“If you are going to explore all options, you want to include the people who care the most. Just in wrestling, it’s 400 alumni, many of them successful, all of them passionate about the sport and the experience it gave them at Stanford. Four-hundred very creative minds are going to find a solution. Those pressures and financial challenges withstanding, when you get into these situations you want all people on deck. This was a highly unilateral, not all that well-thought-out strategy. We think that when we present solutions, that we have a shot for them to select those solutions,” said Hatta.

The alumni are taking a leadership role, in part to allow the coaches and athletes currently in the program to focus on training and education, not advocacy.

“This should be an alumni-led effort. It is also equally important that the coaches coach and focus on the athletes right now. I can’t imagine what they are going through. Even before this, you had the questions of school and COVID and if there is even going to be a season. They lost their NCAA tournament last year. Yet, coming into the season with four ranked wrestlers in the top 12 and six in the top 25, there was a lot of momentum in spite of those challenges. I am glad that we, as alumni, can take this effort forward and let them do what is essential for them, which is to take care of those athletes and allow them to be focused. That is what they have proven to be. They are wrestlers. These guys are tough and resilient,” said Hatta.

#KeepStanfordWrestling posted a great video from the athletes, which is embedded at the top of this article.

Since 2006, 44% of Stanford’s wrestlers reported being first-generation college bound and/or low income students, in comparison to an overall university rate of 17%. Wrestlers are exactly the kind of student-athletes that Stanford is seeking to embrace in order to have a thriving and diverse student body.
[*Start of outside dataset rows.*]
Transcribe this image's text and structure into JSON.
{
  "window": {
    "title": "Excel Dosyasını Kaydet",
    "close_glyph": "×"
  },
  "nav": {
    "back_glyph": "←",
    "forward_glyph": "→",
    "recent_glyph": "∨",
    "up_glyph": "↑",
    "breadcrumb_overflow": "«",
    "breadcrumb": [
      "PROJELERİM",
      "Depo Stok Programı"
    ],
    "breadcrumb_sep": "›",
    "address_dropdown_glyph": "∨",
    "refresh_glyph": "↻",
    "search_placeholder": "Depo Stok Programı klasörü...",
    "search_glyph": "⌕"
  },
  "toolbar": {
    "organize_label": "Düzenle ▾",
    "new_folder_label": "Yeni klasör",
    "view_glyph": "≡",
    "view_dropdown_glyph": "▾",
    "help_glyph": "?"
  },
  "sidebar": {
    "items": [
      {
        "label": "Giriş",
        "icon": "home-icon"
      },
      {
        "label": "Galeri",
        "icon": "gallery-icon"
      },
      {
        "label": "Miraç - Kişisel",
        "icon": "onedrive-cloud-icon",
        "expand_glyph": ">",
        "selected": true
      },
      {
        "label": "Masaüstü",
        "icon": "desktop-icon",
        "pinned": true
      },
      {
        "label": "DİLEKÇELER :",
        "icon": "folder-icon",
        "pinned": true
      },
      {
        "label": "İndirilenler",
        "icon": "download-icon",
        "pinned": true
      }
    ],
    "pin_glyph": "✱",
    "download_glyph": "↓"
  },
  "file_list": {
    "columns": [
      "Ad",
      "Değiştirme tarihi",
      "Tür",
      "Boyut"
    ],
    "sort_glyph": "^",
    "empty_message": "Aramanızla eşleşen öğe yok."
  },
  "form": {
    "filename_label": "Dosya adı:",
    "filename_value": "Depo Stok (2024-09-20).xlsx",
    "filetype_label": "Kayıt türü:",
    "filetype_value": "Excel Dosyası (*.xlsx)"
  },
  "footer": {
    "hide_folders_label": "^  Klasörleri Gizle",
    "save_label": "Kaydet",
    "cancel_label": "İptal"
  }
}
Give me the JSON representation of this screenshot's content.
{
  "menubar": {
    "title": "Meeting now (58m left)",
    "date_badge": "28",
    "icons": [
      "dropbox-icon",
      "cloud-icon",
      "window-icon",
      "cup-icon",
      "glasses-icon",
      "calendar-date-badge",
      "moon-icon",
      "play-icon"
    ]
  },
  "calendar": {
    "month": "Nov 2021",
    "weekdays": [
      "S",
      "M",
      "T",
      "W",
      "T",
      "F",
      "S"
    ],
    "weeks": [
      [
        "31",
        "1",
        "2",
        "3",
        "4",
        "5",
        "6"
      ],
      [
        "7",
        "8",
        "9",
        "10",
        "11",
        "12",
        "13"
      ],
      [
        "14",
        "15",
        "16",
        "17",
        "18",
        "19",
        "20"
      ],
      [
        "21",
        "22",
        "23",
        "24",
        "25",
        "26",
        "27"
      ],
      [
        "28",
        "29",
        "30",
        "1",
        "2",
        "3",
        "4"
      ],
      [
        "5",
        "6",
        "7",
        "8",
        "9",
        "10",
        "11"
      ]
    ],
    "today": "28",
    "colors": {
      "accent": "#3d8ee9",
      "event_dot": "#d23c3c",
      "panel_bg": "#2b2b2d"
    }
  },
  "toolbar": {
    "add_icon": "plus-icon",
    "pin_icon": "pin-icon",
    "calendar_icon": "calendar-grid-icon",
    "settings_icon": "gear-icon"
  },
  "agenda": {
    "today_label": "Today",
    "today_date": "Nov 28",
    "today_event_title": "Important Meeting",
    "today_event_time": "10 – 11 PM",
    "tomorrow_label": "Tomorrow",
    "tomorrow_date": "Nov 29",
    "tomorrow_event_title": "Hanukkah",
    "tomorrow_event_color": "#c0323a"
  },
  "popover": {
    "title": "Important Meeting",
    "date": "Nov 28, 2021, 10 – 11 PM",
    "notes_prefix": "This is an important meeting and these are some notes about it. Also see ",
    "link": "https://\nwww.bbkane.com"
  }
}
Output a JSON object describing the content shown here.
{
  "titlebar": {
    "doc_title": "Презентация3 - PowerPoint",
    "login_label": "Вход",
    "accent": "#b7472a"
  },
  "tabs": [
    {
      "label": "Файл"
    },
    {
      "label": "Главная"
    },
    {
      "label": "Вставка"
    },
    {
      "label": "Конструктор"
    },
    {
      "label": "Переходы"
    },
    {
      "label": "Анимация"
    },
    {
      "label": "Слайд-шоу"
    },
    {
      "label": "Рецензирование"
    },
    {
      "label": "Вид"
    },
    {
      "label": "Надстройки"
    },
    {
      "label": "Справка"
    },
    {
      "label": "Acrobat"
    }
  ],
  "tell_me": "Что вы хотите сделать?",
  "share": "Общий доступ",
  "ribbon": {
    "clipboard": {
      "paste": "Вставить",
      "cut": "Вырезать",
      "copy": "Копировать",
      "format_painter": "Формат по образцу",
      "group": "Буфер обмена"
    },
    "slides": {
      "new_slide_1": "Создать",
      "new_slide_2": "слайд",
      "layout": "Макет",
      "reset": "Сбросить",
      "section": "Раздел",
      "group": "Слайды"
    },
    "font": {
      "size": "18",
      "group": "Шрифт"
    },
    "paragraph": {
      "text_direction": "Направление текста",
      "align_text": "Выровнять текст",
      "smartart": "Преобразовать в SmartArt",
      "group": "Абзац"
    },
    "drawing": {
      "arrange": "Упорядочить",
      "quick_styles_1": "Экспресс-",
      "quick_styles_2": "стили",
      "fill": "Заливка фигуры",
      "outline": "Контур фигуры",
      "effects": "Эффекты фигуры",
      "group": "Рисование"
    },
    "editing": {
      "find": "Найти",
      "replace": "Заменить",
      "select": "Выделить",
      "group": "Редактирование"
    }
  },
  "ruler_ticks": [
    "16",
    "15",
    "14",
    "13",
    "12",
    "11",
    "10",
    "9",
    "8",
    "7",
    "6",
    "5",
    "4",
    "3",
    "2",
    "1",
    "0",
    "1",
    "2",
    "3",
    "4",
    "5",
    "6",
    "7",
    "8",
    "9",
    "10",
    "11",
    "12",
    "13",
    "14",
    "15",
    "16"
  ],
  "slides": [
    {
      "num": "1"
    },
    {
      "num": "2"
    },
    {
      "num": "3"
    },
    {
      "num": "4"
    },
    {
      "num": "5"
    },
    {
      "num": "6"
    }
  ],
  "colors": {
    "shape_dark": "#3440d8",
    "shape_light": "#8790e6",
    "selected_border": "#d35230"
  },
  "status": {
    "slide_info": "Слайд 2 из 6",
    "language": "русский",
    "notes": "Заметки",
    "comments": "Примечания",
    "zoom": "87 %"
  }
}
“Wrestling is the ultimate inclusive sport, if you have the work ethic and tolerance for pain. On a campus where economic diversity is shrinking every day, to have a program that is built on economic diversity to go away is a real blow to the fabric of what Stanford claims to be,” said Hatta.

The leadership group is taking a positive, can-do approach, understanding it will not be easy, but is something that is fully achievable.

“This is an opportunity. This isn’t an act of desperation to save a program at some middling level to just keep it at varsity status. This is the opportunity to build the program we’ve always thought was possible. Coach Borrelli, with not a lot of resources, has done a lot to demonstrate that. We approach this as a very positive opportunity for us,” said Hatta.


Want to help? #KeepStanfordWrestling has created an extensive website, which gives people who want to assist the effort very specific action items. Also included are athlete testimonials and other examples of why wrestling matters at Stanford.
• Keep Stanford Wrestling Website:

You can also follow this through its extensive online presence via:
• Keep Stanford Wrestling Twitter:
• Keep Stanford Wrestling Facebook
• Keep Stanford Wrestling Instagram

There is also an online Petition for Keep Stanford Wrestling, which has been posted to, which can be signed at: